Cruise Ship Stories
Sea travel has been my passion since I sailed from Cape Town to Southampton on the magnificent Queen Mary 2. I had been watching Australian billionaire Clive Palmer’s plans to build a replica of the Titanic in China with interest, although the project seems to have ground to a halt, with nothing to show for the trouble beyond a 9.3 metre / 31 foot scale model tested in a 300 meter / 980 foot Hamburg tank. This saddens me because there is nothing quite like retro travel to get me reaching for my wallet.
Three Queens of the Sea
As a child, I travelled quite often from Cape Town to East London in South Africa on Union Castle mail ships serving the Europe / Africa route. Names like Carnarvon, Arundel and Winchester Castle spring to mind. They had been troopships in World War II, and might be museum pieces had air travel not stolen away their markets.
I think the finest ships of all were Cunard’s four funnelled beauties that ruled the oceans in the 19th Century. For me, their lines are far more graceful than the current versions that with due respect look more like shoeboxes with propellers attached and a pointy bit up front. Of course, the previous generation pictured below were not a touch to them when it comes to modern, wall-to-wall luxury.
Cruising Cunard in the 19th Century
The novelist Charles Dickens paid Cunard £20 for a cabin from London to New York in the 1870’s. The modern equivalent of that is £1,600, and for this he got a basic cabin on a ship that rolled like a drunken seafarer as it took on the Atlantic Ocean. He described the passengers as being in “ecstasies of fear”. An anecdote has it a passenger complained to a ship’s officer that water was coming down the stairs. He replied that he was only worried when the water was coming up the stairs.
The 21st Century Cunard Difference
A balcony stateroom from Southampton to New York on Queen Mary 2 retails for £1,779 per person, or £3,558 for the cabin.

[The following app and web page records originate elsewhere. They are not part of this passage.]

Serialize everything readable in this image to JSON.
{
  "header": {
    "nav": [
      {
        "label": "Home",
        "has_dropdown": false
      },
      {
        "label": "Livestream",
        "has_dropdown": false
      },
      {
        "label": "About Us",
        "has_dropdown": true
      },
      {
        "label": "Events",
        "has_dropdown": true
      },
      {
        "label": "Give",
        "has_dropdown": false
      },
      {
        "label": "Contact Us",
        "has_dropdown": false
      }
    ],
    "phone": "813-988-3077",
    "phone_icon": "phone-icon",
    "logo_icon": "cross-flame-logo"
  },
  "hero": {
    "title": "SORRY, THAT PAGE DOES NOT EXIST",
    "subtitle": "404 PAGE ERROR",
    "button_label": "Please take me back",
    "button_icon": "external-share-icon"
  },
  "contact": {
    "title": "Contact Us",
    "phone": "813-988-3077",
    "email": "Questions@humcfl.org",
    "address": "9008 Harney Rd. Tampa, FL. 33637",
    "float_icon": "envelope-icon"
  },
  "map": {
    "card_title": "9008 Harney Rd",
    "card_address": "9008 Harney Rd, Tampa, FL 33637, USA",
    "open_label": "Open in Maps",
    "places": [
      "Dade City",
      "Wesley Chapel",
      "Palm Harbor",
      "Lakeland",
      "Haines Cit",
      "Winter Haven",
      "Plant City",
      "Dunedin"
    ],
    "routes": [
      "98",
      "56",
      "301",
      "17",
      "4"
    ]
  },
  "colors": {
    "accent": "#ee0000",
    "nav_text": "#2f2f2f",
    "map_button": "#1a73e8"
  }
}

This is twice the price that Dickens paid, but I will warrant the comfort of travelling in a 5 Star Hotel justifies it. From time to time the company offers specials that work out cheaper than Dickens paid and you can hire a car when you arrive. So, despite my reservations I hope to dickens I can afford another Cunard cruise, and that the current three sail on forever, or for at least as long as I am alive.